The new system allows the robot to push objects multiple times until a sequence of images are collected, which enables the system to segment all the objects in the sequence until the robot recognises the objects. According to UT Dallas, previous approaches have relied on a single push or grasp by the robot to ‘learn’ the object.
“If you ask a robot to pick up the mug or bring you a bottle of water, the robot needs to recognise those objects,” said Dr Yu Xiang, senior author of the paper and assistant professor of computer science in the Erik Jonsson School of Engineering and Computer Science.
The UTD researchers’ technology is designed to help robots detect a variety of objects and to generalise similar versions of common items, such as water bottles that come in different shapes and sizes.
Toy packages of common foods, including spaghetti, ketchup and carrots, are being used to train the lab robot, named Ramp.
Ramp is a Fetch Robotics mobile manipulator robot that stands on a round mobile platform and is fitted with a long mechanical arm with seven joints and a two-fingered end effector to grasp objects.
Xiang said robots learn to recognise items in a comparable way to how children learn to interact with toys.

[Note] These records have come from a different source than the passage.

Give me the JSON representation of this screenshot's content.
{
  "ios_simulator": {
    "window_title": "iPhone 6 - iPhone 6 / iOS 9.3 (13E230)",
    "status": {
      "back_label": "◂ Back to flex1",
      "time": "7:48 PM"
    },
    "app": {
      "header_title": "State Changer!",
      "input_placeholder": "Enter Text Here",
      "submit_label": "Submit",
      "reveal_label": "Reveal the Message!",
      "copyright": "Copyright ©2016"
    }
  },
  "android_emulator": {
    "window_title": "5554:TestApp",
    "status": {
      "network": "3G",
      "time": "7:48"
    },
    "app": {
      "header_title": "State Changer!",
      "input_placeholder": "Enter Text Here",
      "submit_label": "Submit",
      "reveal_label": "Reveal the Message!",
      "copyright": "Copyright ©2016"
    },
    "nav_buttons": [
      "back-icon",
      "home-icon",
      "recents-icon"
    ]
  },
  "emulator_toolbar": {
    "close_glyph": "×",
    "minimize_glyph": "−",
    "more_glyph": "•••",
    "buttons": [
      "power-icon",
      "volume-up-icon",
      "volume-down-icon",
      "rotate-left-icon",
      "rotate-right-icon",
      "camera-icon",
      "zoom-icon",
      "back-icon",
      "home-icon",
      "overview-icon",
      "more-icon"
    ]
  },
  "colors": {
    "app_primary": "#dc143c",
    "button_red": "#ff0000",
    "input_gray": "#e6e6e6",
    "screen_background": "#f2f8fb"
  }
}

“After pushing the object, the robot learns to recognise it,” Xiang said in a statement. “With that data, we train the AI model so the next time the robot sees the object, it does not need to push it again. By the second time it sees the object, it will just pick it up.”

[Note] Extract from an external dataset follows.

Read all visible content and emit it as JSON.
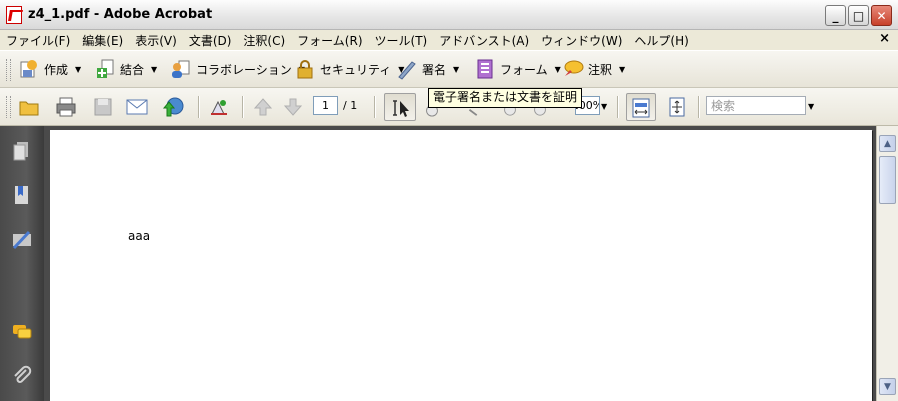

What is new about the researchers’ method is that the robot pushes each item 15 to 20 times, while the previous interactive perception methods only use a single push. Xiang said multiple pushes enable the robot to take more photos with its RGB-D camera, which includes a depth sensor, to learn about each item in more detail. This reduces the potential for mistakes.
The task of recognising, differentiating and remembering objects – segmentation - is one of the primary functions needed for robots to complete tasks.
“To the best of our knowledge, this is the first system that leverages long-term robot interaction for object segmentation,” said Xiang.
The next step for the researchers is to improve other functions, including planning and control, which could enable tasks such as sorting recycled materials.